══ Given data
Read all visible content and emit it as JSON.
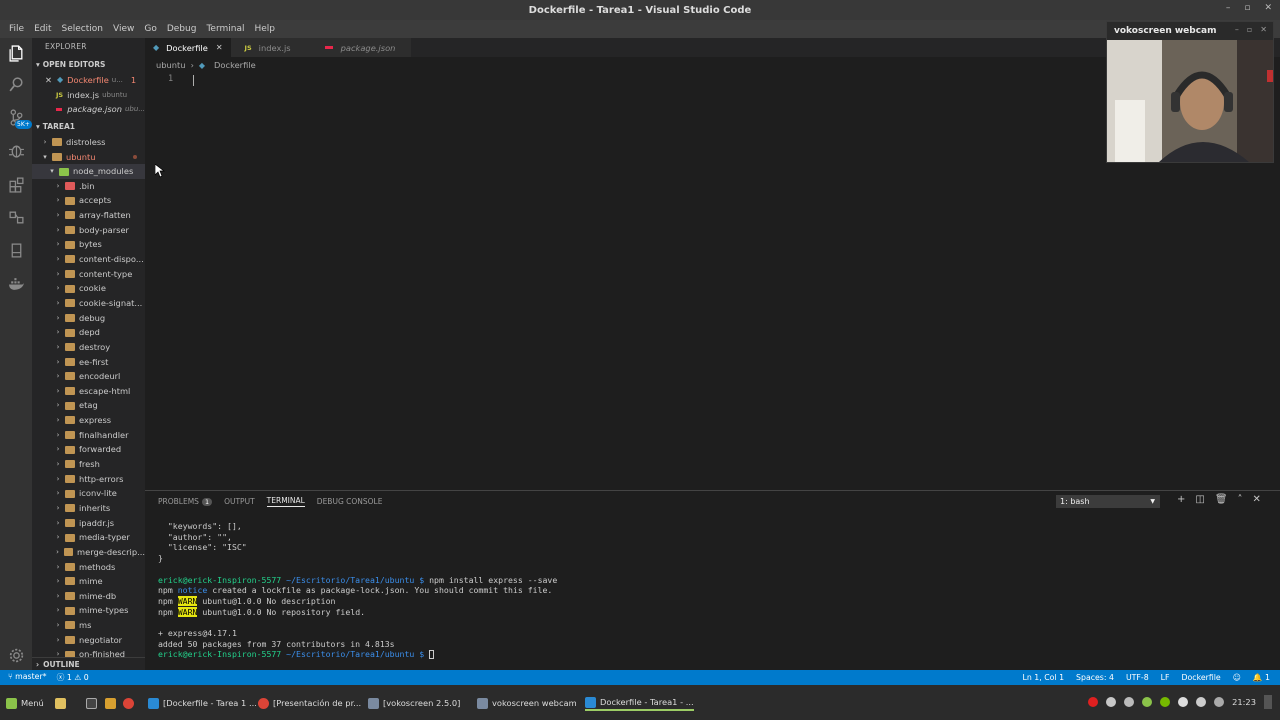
{
  "window": {
    "title": "Dockerfile - Tarea1 - Visual Studio Code"
  },
  "menu": [
    "File",
    "Edit",
    "Selection",
    "View",
    "Go",
    "Debug",
    "Terminal",
    "Help"
  ],
  "explorer": {
    "header": "EXPLORER",
    "open_editors_label": "OPEN EDITORS",
    "open_editors": [
      {
        "name": "Dockerfile",
        "hint": "u...",
        "badge": "1"
      },
      {
        "name": "index.js",
        "hint": "ubuntu"
      },
      {
        "name": "package.json",
        "hint": "ubu..."
      }
    ],
    "workspace_label": "TAREA1",
    "folders": [
      "distroless",
      "ubuntu",
      "node_modules"
    ],
    "modules": [
      ".bin",
      "accepts",
      "array-flatten",
      "body-parser",
      "bytes",
      "content-dispo...",
      "content-type",
      "cookie",
      "cookie-signat...",
      "debug",
      "depd",
      "destroy",
      "ee-first",
      "encodeurl",
      "escape-html",
      "etag",
      "express",
      "finalhandler",
      "forwarded",
      "fresh",
      "http-errors",
      "iconv-lite",
      "inherits",
      "ipaddr.js",
      "media-typer",
      "merge-descrip...",
      "methods",
      "mime",
      "mime-db",
      "mime-types",
      "ms",
      "negotiator",
      "on-finished"
    ],
    "outline_label": "OUTLINE"
  },
  "tabs": [
    {
      "label": "Dockerfile",
      "active": true
    },
    {
      "label": "index.js",
      "active": false
    },
    {
      "label": "package.json",
      "active": false
    }
  ],
  "breadcrumb": {
    "folder": "ubuntu",
    "file": "Dockerfile"
  },
  "editor": {
    "line_number": "1"
  },
  "panel": {
    "tabs": {
      "problems": "PROBLEMS",
      "problems_count": "1",
      "output": "OUTPUT",
      "terminal": "TERMINAL",
      "debug": "DEBUG CONSOLE"
    },
    "terminal_select": "1: bash",
    "lines": {
      "l1": "  \"keywords\": [],",
      "l2": "  \"author\": \"\",",
      "l3": "  \"license\": \"ISC\"",
      "l4": "}",
      "prompt_user": "erick@erick-Inspiron-5577",
      "prompt_path": "~/Escritorio/Tarea1/ubuntu $",
      "cmd": " npm install express --save",
      "npm": "npm",
      "notice": "notice",
      "notice_text": " created a lockfile as package-lock.json. You should commit this file.",
      "warn": "WARN",
      "warn1": " ubuntu@1.0.0 No description",
      "warn2": " ubuntu@1.0.0 No repository field.",
      "added_pkg": "+ express@4.17.1",
      "added": "added 50 packages from 37 contributors in 4.813s"
    }
  },
  "status": {
    "branch": "master*",
    "problems": "1",
    "warnings": "0",
    "position": "Ln 1, Col 1",
    "spaces": "Spaces: 4",
    "encoding": "UTF-8",
    "eol": "LF",
    "language": "Dockerfile",
    "bell": "1"
  },
  "taskbar": {
    "menu": "Menú",
    "items": [
      "[Dockerfile - Tarea 1 ...",
      "[Presentación de pr...",
      "[vokoscreen 2.5.0]",
      "vokoscreen webcam",
      "Dockerfile - Tarea1 - ..."
    ],
    "clock": "21:23"
  },
  "webcam": {
    "title": "vokoscreen webcam"
  },
  "colors": {
    "accent": "#007acc",
    "terminal_green": "#23d18b",
    "terminal_blue": "#3b8eea",
    "warn_bg": "#e5e510"
  }
}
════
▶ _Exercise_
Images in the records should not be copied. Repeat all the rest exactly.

▶ _Answer_
Read all visible content and emit it as JSON.
{
  "window": {
    "title": "Dockerfile - Tarea1 - Visual Studio Code"
  },
  "menu": [
    "File",
    "Edit",
    "Selection",
    "View",
    "Go",
    "Debug",
    "Terminal",
    "Help"
  ],
  "explorer": {
    "header": "EXPLORER",
    "open_editors_label": "OPEN EDITORS",
    "open_editors": [
      {
        "name": "Dockerfile",
        "hint": "u...",
        "badge": "1"
      },
      {
        "name": "index.js",
        "hint": "ubuntu"
      },
      {
        "name": "package.json",
        "hint": "ubu..."
      }
    ],
    "workspace_label": "TAREA1",
    "folders": [
      "distroless",
      "ubuntu",
      "node_modules"
    ],
    "modules": [
      ".bin",
      "accepts",
      "array-flatten",
      "body-parser",
      "bytes",
      "content-dispo...",
      "content-type",
      "cookie",
      "cookie-signat...",
      "debug",
      "depd",
      "destroy",
      "ee-first",
      "encodeurl",
      "escape-html",
      "etag",
      "express",
      "finalhandler",
      "forwarded",
      "fresh",
      "http-errors",
      "iconv-lite",
      "inherits",
      "ipaddr.js",
      "media-typer",
      "merge-descrip...",
      "methods",
      "mime",
      "mime-db",
      "mime-types",
      "ms",
      "negotiator",
      "on-finished"
    ],
    "outline_label": "OUTLINE"
  },
  "tabs": [
    {
      "label": "Dockerfile",
      "active": true
    },
    {
      "label": "index.js",
      "active": false
    },
    {
      "label": "package.json",
      "active": false
    }
  ],
  "breadcrumb": {
    "folder": "ubuntu",
    "file": "Dockerfile"
  },
  "editor": {
    "line_number": "1"
  },
  "panel": {
    "tabs": {
      "problems": "PROBLEMS",
      "problems_count": "1",
      "output": "OUTPUT",
      "terminal": "TERMINAL",
      "debug": "DEBUG CONSOLE"
    },
    "terminal_select": "1: bash",
    "lines": {
      "l1": "  \"keywords\": [],",
      "l2": "  \"author\": \"\",",
      "l3": "  \"license\": \"ISC\"",
      "l4": "}",
      "prompt_user": "erick@erick-Inspiron-5577",
      "prompt_path": "~/Escritorio/Tarea1/ubuntu $",
      "cmd": " npm install express --save",
      "npm": "npm",
      "notice": "notice",
      "notice_text": " created a lockfile as package-lock.json. You should commit this file.",
      "warn": "WARN",
      "warn1": " ubuntu@1.0.0 No description",
      "warn2": " ubuntu@1.0.0 No repository field.",
      "added_pkg": "+ express@4.17.1",
      "added": "added 50 packages from 37 contributors in 4.813s"
    }
  },
  "status": {
    "branch": "master*",
    "problems": "1",
    "warnings": "0",
    "position": "Ln 1, Col 1",
    "spaces": "Spaces: 4",
    "encoding": "UTF-8",
    "eol": "LF",
    "language": "Dockerfile",
    "bell": "1"
  },
  "taskbar": {
    "menu": "Menú",
    "items": [
      "[Dockerfile - Tarea 1 ...",
      "[Presentación de pr...",
      "[vokoscreen 2.5.0]",
      "vokoscreen webcam",
      "Dockerfile - Tarea1 - ..."
    ],
    "clock": "21:23"
  },
  "webcam": {
    "title": "vokoscreen webcam"
  },
  "colors": {
    "accent": "#007acc",
    "terminal_green": "#23d18b",
    "terminal_blue": "#3b8eea",
    "warn_bg": "#e5e510"
  }
}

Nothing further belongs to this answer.